▸ **WHAT IS EXPECTED**: In the data below, find every line with the string "Coaching" and pull it out.

▸ **DATA EXTRACTS**:
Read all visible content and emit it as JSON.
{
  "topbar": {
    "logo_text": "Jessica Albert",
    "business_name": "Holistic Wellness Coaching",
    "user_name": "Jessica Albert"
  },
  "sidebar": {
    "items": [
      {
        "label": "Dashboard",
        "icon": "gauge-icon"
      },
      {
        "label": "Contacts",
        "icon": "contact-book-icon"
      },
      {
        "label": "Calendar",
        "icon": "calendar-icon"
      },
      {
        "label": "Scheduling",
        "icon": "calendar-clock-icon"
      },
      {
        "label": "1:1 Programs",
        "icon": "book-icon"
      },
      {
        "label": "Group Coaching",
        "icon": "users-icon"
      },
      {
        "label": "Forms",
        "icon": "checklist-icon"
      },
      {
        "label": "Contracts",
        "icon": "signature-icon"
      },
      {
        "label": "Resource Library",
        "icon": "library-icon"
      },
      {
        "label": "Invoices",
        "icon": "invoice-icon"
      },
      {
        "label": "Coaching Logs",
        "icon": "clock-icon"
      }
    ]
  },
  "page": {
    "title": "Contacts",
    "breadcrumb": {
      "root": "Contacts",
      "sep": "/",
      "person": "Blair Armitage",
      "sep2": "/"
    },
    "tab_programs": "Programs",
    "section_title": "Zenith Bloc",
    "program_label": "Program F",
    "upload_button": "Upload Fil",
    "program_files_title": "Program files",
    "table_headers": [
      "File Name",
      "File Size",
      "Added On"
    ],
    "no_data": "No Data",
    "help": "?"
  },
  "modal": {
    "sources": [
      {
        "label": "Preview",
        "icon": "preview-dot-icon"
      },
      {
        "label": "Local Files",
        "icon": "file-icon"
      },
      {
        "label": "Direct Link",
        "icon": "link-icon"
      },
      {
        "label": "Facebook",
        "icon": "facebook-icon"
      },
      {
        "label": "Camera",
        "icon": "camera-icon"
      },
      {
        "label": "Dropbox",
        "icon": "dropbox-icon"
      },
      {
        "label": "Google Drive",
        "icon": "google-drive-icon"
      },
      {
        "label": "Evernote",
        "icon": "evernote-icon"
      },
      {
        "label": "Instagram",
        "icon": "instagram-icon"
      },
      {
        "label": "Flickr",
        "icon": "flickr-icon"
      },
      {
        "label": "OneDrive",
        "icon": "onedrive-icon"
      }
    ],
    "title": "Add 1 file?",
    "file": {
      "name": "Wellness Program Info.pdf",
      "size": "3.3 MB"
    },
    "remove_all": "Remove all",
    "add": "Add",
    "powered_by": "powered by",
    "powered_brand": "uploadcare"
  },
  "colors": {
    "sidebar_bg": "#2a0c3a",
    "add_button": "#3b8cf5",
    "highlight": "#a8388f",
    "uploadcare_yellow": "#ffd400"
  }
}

▸ **TASK RESPONSE**:
    "business_name": "Holistic Wellness Coaching",
        "label": "Group Coaching",
        "label": "Coaching Logs",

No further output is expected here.